It’s three hours into a walking tour in the old town section of the German town of Mainz, and we’re lost again. My wife and I have tried to navigate our way to St. Stephan’s church, and we’ve already had the map out a half-dozen times.
The early part of our walk was more successful. We headed off to see the open air market and the Dom, or main cathedral in the old town. As it’s the largest building in the area it’s pretty easy to find. The inside’s pretty impressive too, which of course is the point…
There are a couple more highlights we were interested in chasing down: the Gutenberg museum and St. Stephan’s. Breaking out the walking map, it appears the way to St. Stephan’s was on the opposite side of the Dom, so we began our meander.
Mainz has been around for a long time. It was originally founded by the Roman army and called Mogontiacum, perhaps as early as 12 or 13 BC. Over the years the Romans and various Germanic tribes tussled over the area, but since the maze that caused our confusion seemed to center around the Dom, we’ll figure that part of town was built in the 12th and 13th centuries around the church.
City planning back in those days probably had more to do with who could afford to acquire given chunks of land of various sizes and shapes and build on them than laying out a nice geometric grid. As the layout evolved organically, when we went around the Dom to head off to St. Stephan’s, choosing which side street to take was a tad confusing, especially as some of them didn’t appear on our walking map. Our decision was delayed when we stumbled onto the Gutenberg museum.
Perhaps stumbled through the Gutenberg museum might be a better description. By this time we were feeling the full effects of jet lag. We’d arrived in Frankfurt that morning on the red-eye from Atlanta, and transferred to Mainz with the afternoon free for exploring. Because of timing and the time difference between our origin in Portland Oregon and German time, sleeping on the red-eye defied attempts. By the time we hit the Gutenberg we’d been awake nearly 24 hours. The nice, quiet, low light displays in the museum also acted as an effective soporific.

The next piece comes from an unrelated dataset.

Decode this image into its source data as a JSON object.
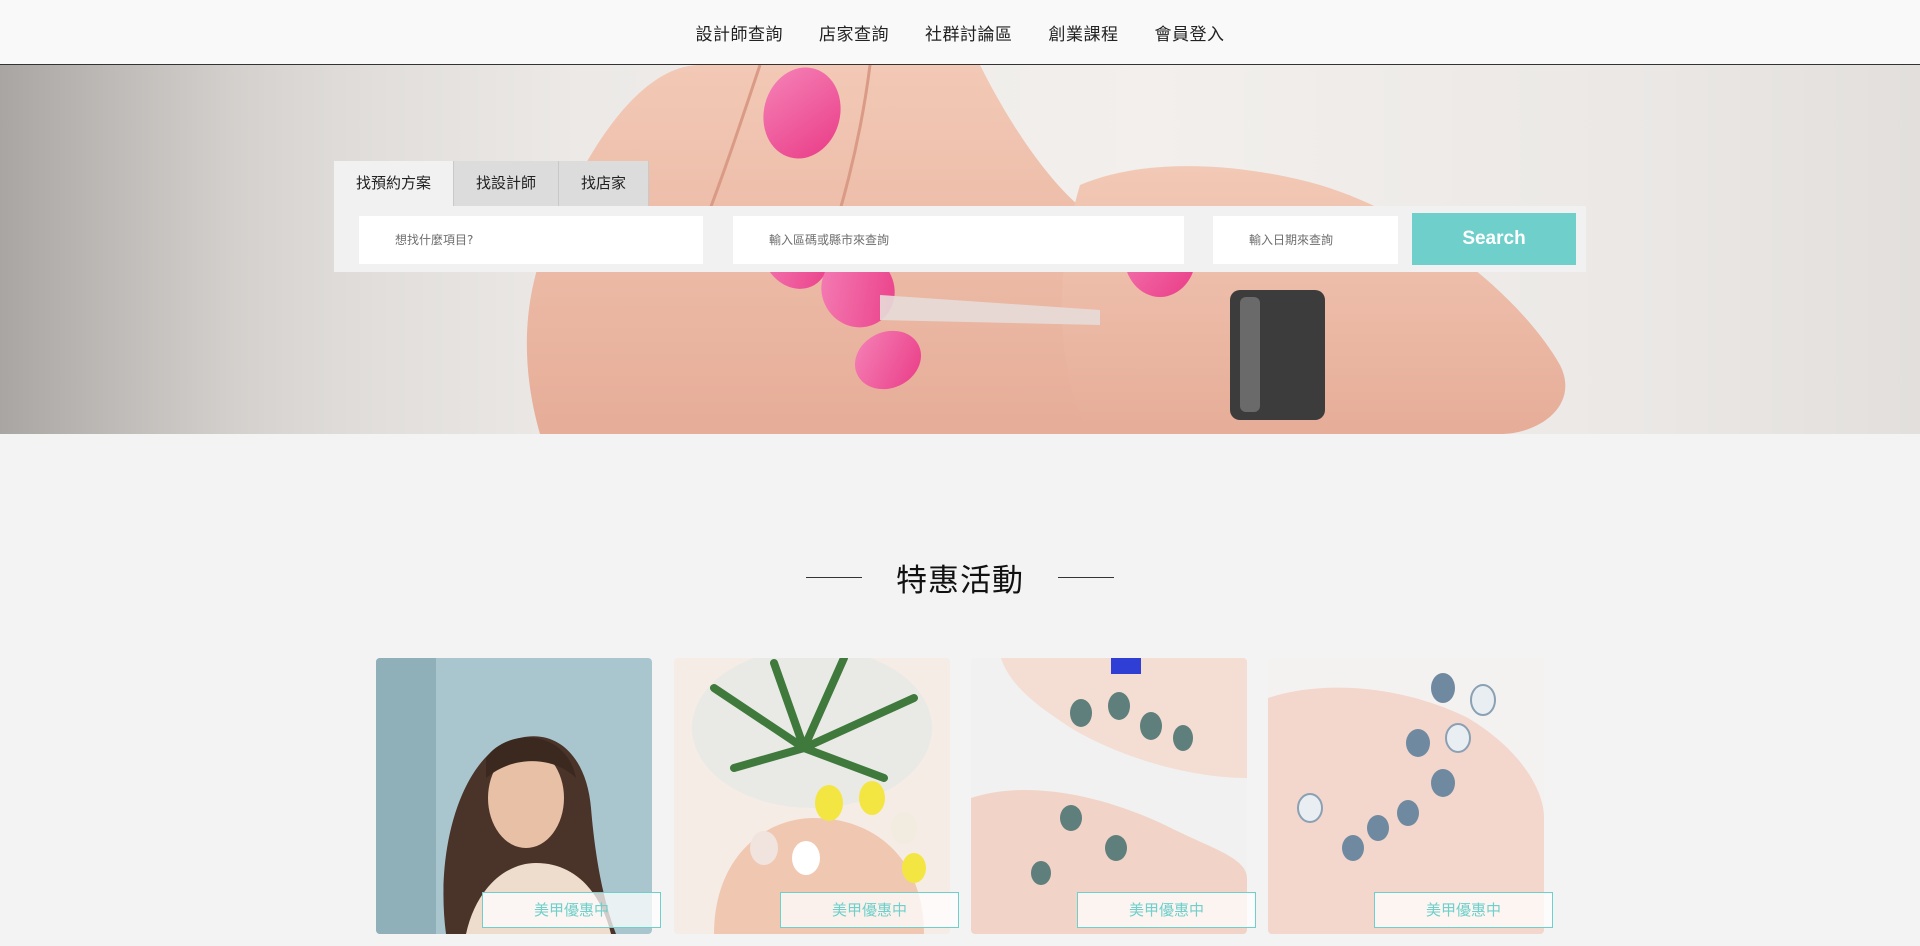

BTW, for those for whom the concept of “book” or “printed hardcopy” is terribly old-fashioned and have no clue of who Gutenberg was, he’s the dude who introduced the printing press to Europe. Before then all books were hand transcribed. Check this blurb from Wikipedia:
Johannes Gensfleisch zur Laden zum Gutenberg(c. 1398 – February 3, 1468) was a German blacksmith, goldsmith, printer, and publisher who introduced printing to Europe. His introduction of mechanical movable type printing to Europe started the Printing Revolution and is widely regarded as the most important event of the modern period. It played a key role in the development of the Renaissance, Reformation, the Age of Enlightenment, and the Scientific revolution and laid the material basis for the modern knowledge-based economy and the spread of learning to the masses.
The museum showed a history and progression of printing presses in general, including the Asian methods and influences. There were also some samples of the old books, both hand transcribed and printed on the old presses. Gutenberg started his revolution around 1439.
After exiting the museum, we still wanted to find St. Stephan’s. The challenge of finding the right side streets remained, and due to the layout zigging and zagging was required. Due to our zombie like state zigging and zagging were about all we could do, we just needed to match up the correct zigs and zags.
After going the wrong direction entirely and ending up at the river, we broke out the map (again), backtracked, and I finally resorted to the compass app on my smart phone. Between that and more references to the walking map we finally found St. Stephan’s.
So what’s the big deal about St. Stephan’s that we went on such a grand, confused meander? Ambience and stained glass windows by Marc Chagall.
It was time to find our way back to the hotel, meet our guide and the folks we’d hang out with for the next 10 days, and have diner. Afterwards we walked along the riverside, joining the locals on the promenade. A rainbow provided a nice omen for a good trip.
As it turns out, Mainz is not German for maze. It’s not even pronounced the same. Until the twentieth century, Mainz was usually referred to in English as Mayence, which reflects the pronunciation.
But, if you go through the maze that is old Mainz, you may well end up amazed.